CT imaging is one of the fastest ways physicians can accurately diagnose a patient’s condition. The decision to undergo a CT imaging exam should be made by you and your physician together. CT imaging uses an x-ray to create detailed 3D or 4D images of organs, soft tissue, bones and anatomy. It is used often for a variety of reasons including to evaluate joints, trauma, abdominal pain, shortness of breath, blocked arteries or chest pain. The benefits of being imaged with CT are that it is minimally invasive and fast. While CT imaging can be very beneficial, it does use some radiation.
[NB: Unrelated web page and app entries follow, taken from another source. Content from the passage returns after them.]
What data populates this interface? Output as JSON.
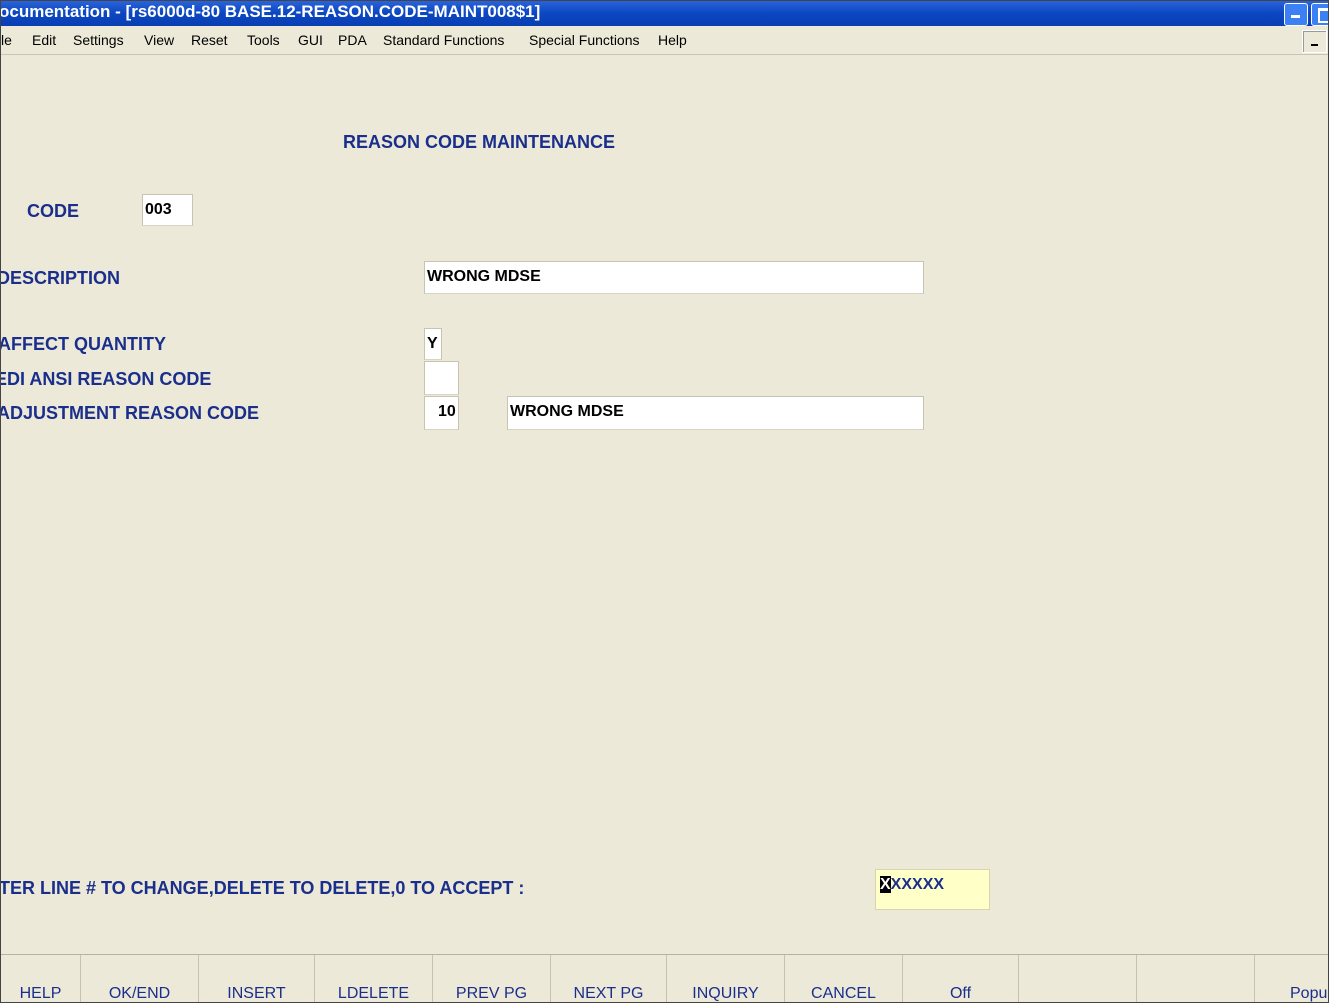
{
  "window": {
    "title": "ocumentation - [rs6000d-80 BASE.12-REASON.CODE-MAINT008$1]"
  },
  "menu": [
    "le",
    "Edit",
    "Settings",
    "View",
    "Reset",
    "Tools",
    "GUI",
    "PDA",
    "Standard Functions",
    "Special Functions",
    "Help"
  ],
  "screen": {
    "heading": "REASON CODE MAINTENANCE",
    "code_label": "CODE",
    "code_value": "003",
    "description_label": "DESCRIPTION",
    "description_value": "WRONG MDSE",
    "affect_quantity_label": "AFFECT QUANTITY",
    "affect_quantity_value": "Y",
    "edi_label": "EDI ANSI REASON CODE",
    "edi_value": "",
    "adjustment_label": "ADJUSTMENT REASON CODE",
    "adjustment_code": "10",
    "adjustment_desc": "WRONG MDSE",
    "prompt_text": "TER LINE # TO CHANGE,DELETE TO DELETE,0 TO ACCEPT :",
    "prompt_cursor": "X",
    "prompt_rest": "XXXXX"
  },
  "function_keys": [
    "HELP",
    "OK/END",
    "INSERT",
    "LDELETE",
    "PREV PG",
    "NEXT PG",
    "INQUIRY",
    "CANCEL",
    "Off",
    "",
    "",
    "Popup"
  ],
  "colors": {
    "label": "#1a2e8c",
    "background": "#ece9d8",
    "titlebar": "#0b46c2",
    "prompt_input_bg": "#ffffc8"
  }
}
Is a CT Exam Right for You
We encourage patients to seek advice from their physician when undergoing a CT exam. To determine if a CT exam is right for you, ask your physician about the benefits and considerations of your specific exam. The benefits should outweigh the concerns.
One way to think about CT radiation dose is like taking a prescription medication. When your doctor prescribes a medication, he or she recommends the optimum dose to keep you safe and help you get well. CT scans work the same way. AIDR 3D can help medical professionals personalize your imaging exam by scanning you at the lowest possible dose to achieve the best possible images.

AIDR 3DWhat is AIDR 3D
AIDR 3D is the latest generation of software developed by Toshiba that processes a scanned image by putting it through a series of cycles or iterations while reducing the initial amount of radiation exposure needed to achieve a clear image.
Fully integrated with the CT System, AIDR 3D is automatically activated with every scan. AIDR 3D also adapts to customize exposure for every patient and every procedure based on your body. The system uses information about your body size and shape to adjust the amount of radiation to be used for the type of CT exam you are receiving. All of this enables the technologist operating the system to focus on obtaining the high quality images your physician needs to accurately diagnose you.

Hospital Replacement